Anyway, in an effort to redeem my little oversight, I bought Mother Earth a very small present today. Yes, I did. I went to Offsetters and purchased just that — carbon offsets for our impending trip to Vancouver. Apparently, thirty dollars will purchase enough offsets to pay back the carbon that will be used by Cuppa and me when we fly out west in June. The idea of carbon offsets is to support projects that will help to save a similar amount of carbon usage elsewhere so that one's flight becomes carbon neutral. Of course, if you wish, you could purchase enough offsets to make your whole life carbon neutral — theoretically, at least. I don't think I'm ready to go that far, but it feels right to me to spend a trifle more on top of the bundle that I'll be spending on our rather major vacation, it being, by definition, frivolous and discretionary after all
Offsetters has a flight calculator to tell you how much carbon your trip will consume and how much money it would cost to purchase the appropriate amount of offsets to supposedly render your trip carbon neutral. Whether the calculator or the whole concept for that matter is right or wrong, I don't know for sure, but the program is supported by Westjet, the airline with which we will fly, so I have some faith. Sometimes, you have to have a little faith. Sometimes, you have to make an effort to do something, no matter how insignificant it seems. Air travel expends an awful lot of carbon, and since, to repeat myself, it's mostly frivolous or discretionary spending, it feels right and good to me to make an effort.

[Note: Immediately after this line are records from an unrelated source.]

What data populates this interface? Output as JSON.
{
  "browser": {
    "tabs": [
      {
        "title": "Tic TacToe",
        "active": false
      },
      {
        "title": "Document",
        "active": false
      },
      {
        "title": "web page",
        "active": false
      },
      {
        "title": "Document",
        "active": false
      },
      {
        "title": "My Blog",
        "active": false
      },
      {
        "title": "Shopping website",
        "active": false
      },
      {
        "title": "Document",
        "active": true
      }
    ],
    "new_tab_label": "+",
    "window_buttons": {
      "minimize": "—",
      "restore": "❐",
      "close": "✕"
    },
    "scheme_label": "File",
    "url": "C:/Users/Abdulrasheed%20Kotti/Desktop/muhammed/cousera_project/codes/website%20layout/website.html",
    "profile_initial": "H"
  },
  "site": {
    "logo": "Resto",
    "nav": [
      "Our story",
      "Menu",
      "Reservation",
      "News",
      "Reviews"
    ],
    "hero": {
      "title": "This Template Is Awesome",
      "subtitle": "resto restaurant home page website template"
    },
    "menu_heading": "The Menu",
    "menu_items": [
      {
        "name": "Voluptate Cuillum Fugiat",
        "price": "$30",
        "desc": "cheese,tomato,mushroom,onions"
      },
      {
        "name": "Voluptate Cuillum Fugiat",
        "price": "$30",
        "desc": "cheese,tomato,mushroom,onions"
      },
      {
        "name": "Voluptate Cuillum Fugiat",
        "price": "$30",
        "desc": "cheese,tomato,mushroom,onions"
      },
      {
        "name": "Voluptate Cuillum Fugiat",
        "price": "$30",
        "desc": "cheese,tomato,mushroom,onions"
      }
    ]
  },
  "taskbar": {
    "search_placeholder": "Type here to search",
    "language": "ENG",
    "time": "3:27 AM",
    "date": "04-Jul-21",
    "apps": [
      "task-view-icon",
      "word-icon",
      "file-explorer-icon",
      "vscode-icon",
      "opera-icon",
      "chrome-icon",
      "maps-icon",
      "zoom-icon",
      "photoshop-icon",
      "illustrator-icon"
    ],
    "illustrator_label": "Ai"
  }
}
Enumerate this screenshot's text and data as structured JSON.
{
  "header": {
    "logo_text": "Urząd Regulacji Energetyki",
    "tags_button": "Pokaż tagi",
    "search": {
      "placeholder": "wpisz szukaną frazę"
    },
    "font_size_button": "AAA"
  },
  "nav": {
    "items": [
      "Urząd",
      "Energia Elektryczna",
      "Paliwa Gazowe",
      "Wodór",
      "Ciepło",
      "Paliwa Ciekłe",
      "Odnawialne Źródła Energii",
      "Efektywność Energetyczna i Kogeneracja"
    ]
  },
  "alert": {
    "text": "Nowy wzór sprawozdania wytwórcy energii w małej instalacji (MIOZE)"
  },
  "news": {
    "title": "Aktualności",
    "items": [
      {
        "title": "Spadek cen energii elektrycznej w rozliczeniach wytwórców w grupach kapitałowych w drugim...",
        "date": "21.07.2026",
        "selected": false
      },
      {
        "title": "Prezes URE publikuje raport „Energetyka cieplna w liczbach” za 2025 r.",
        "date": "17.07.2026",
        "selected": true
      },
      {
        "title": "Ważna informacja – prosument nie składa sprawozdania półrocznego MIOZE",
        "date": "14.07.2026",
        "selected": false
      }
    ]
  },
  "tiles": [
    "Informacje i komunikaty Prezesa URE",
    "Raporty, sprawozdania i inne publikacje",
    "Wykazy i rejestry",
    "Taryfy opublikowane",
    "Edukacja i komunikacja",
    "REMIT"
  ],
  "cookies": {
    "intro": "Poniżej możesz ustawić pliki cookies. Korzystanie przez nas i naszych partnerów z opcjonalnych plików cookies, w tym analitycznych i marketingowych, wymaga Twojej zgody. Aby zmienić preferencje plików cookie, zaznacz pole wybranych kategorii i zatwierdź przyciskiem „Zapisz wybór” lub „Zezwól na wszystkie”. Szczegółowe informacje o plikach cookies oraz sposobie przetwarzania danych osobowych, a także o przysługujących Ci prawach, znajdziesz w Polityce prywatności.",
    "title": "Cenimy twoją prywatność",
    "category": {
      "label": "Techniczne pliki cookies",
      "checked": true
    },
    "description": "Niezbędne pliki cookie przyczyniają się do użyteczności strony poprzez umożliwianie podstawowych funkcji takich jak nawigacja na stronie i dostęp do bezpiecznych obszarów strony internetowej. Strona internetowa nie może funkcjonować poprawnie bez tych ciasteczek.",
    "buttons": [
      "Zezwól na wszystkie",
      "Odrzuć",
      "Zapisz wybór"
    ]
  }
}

This whole discussion about Climate Change is not new to me. Although it may seem faddish to some, environmental issues became part of our topics of examination twenty years ago when geography teachers introduced a course called World Issues. The thrust of the course was to examine certain current topics of concern and not just environmental issues. We would study concerns, such as Population Growth, for example, from various points of view and from there try to determine where we stood, whether there was a problem or not.
Most issues, such as population growth, were multi-faceted, but I could never find too much to suggest that climate change wasn't occurring or that it was a good thing. Even twenty years ago, a scientific consensus was emerging. The evidence was and is that, overall, the climate is warming and that it is the result of human activities. Graphs and statistics depict a commensurate rise in temperatures and carbon emissions in the past several hundred years.
Oh yes, on an unseasonably cold day, silly people will shake their heads giggle about global warming. But, of course, warming is only a part of it, and that's why we are now tending to refer to the phenomenon as climate change rather than global warming. As the atmosphere continues to change, there will be erratic weather and climatic surprises and not just constant heat. Even twenty years ago, scientists were predicting more climatic disasters such as hurricanes and famines and so on. The evidence since then informs us that they were spot on.
It's sad that it's taken twenty years for the issue to take hold, but I find it even sadder that there are those who still refuse to take it seriously. A few of the devout (not all or even most, let be hasten to add), for example, seem to think that if God is in control we really shouldn't fuss and worry. Probably these same people don't leave other problems with the divine while they do nothing, however. They give to the poor, for example, and seek medical intervention when they're sick. Well, our beautiful planet is feeling a little queasy these days, and it's up to all of us to do just a little bit to help her out. I don't suppose that the buying of carbon offsets will ever be a huge part of the solution, but, although I'm a few days late, at least I've done something for Earth Day, and it's not such a terrible feeling.